──────── Records ────────

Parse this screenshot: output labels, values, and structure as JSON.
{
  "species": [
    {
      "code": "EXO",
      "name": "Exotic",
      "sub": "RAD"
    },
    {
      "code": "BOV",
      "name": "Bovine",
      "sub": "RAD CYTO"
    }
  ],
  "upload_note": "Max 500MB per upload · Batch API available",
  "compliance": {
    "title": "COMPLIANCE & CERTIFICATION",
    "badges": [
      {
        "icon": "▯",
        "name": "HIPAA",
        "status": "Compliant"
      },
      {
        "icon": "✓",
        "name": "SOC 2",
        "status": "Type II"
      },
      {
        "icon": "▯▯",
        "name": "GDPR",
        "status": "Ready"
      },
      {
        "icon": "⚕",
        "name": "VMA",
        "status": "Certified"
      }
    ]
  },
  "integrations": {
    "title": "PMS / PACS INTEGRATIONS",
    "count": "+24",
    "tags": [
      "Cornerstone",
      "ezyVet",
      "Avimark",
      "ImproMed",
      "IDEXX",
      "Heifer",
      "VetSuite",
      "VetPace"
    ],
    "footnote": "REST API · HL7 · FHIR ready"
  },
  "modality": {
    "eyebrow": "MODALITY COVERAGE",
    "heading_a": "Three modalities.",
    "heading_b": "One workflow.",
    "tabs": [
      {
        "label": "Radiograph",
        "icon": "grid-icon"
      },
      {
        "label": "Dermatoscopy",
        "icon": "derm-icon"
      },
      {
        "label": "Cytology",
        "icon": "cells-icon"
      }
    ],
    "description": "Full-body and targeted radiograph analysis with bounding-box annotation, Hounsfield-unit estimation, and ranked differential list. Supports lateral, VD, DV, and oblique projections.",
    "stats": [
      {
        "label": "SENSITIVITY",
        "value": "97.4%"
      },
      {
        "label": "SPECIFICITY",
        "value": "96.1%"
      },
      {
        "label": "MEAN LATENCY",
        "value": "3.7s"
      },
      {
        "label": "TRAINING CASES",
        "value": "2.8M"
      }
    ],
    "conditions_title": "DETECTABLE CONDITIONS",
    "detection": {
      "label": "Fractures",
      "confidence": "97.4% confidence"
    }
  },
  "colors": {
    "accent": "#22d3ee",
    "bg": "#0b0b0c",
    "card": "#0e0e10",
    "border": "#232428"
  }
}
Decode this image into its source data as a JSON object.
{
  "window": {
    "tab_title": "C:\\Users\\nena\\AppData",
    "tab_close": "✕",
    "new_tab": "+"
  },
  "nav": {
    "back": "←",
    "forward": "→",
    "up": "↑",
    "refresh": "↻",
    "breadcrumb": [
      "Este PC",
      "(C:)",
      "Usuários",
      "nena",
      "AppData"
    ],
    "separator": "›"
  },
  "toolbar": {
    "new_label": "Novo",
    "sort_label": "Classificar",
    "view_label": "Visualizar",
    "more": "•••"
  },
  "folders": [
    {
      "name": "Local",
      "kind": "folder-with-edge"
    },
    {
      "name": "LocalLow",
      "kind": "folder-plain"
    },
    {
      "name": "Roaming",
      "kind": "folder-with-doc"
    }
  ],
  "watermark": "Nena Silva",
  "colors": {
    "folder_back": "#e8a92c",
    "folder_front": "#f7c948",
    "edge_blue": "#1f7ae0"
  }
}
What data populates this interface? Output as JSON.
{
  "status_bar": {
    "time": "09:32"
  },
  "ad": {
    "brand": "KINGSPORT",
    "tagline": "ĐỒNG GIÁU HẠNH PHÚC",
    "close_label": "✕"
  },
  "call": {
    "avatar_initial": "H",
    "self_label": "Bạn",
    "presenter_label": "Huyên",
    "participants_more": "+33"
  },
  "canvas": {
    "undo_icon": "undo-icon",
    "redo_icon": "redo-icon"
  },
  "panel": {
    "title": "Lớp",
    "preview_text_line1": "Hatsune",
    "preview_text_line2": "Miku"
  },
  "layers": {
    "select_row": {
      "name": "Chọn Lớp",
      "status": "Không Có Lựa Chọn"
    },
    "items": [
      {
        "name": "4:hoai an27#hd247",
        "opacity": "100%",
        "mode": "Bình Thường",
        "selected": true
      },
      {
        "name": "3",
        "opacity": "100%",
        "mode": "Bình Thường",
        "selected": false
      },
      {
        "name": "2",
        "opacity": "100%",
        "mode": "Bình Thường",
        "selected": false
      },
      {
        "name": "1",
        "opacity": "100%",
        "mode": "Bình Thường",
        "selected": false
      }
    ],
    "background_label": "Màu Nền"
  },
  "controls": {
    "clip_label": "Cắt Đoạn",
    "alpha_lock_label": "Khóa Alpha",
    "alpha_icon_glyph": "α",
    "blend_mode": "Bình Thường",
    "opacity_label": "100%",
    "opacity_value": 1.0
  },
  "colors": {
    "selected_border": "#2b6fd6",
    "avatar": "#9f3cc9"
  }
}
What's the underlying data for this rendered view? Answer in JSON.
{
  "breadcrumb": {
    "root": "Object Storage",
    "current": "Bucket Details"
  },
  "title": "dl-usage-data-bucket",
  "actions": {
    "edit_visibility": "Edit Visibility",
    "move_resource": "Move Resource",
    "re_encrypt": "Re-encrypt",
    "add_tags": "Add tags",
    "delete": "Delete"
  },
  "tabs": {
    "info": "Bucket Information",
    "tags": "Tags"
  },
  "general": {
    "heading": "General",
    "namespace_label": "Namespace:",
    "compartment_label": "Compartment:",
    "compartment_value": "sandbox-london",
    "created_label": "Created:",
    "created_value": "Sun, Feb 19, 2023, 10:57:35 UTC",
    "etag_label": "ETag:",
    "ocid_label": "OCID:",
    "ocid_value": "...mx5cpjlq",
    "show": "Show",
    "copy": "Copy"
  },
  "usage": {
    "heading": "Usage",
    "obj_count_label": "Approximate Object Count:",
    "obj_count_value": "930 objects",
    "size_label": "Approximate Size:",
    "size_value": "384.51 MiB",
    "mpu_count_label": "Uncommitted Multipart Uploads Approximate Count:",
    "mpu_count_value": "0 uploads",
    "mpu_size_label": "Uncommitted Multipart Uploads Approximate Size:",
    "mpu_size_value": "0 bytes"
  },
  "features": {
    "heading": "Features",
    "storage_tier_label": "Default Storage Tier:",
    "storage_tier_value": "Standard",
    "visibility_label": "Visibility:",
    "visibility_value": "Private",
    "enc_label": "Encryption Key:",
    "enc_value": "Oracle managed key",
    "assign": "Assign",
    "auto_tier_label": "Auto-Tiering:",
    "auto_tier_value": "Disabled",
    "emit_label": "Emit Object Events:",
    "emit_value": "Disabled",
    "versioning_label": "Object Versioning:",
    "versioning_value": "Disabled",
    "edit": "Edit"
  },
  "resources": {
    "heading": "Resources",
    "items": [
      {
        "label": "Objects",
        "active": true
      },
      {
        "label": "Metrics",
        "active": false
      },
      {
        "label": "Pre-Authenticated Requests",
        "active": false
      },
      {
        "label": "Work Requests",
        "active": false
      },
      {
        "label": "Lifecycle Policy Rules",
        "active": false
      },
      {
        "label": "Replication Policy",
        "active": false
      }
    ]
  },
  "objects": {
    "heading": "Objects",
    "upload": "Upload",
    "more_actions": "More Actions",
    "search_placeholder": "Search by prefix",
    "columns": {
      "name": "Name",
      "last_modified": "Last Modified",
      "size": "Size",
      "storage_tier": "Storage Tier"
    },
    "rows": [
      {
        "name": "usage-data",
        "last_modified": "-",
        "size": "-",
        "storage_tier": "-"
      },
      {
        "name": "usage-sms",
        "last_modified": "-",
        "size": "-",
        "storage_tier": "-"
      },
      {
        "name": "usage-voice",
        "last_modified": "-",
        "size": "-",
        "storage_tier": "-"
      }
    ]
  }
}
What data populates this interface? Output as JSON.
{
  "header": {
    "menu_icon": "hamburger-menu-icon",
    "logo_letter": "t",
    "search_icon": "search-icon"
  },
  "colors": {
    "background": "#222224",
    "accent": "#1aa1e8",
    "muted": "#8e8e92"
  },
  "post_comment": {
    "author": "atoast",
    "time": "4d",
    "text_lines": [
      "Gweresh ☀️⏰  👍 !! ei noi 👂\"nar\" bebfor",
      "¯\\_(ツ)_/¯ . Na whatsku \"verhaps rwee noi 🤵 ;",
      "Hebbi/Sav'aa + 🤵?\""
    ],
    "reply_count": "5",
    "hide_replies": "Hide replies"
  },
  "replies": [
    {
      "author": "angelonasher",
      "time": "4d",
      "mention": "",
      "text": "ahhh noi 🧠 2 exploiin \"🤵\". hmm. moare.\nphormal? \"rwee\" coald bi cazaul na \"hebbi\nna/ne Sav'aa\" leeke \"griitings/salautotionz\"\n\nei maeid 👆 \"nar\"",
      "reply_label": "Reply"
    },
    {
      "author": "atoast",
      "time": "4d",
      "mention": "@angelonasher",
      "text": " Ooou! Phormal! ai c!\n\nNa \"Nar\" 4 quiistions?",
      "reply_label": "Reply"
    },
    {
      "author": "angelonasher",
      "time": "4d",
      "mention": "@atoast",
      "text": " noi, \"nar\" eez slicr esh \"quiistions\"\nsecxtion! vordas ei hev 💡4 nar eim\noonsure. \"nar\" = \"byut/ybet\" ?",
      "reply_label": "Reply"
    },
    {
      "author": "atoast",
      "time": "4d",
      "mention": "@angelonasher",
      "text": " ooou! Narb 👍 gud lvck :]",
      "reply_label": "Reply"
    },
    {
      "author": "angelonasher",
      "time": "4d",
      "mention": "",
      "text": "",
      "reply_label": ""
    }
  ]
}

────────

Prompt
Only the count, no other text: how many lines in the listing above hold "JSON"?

Output for this exercise
5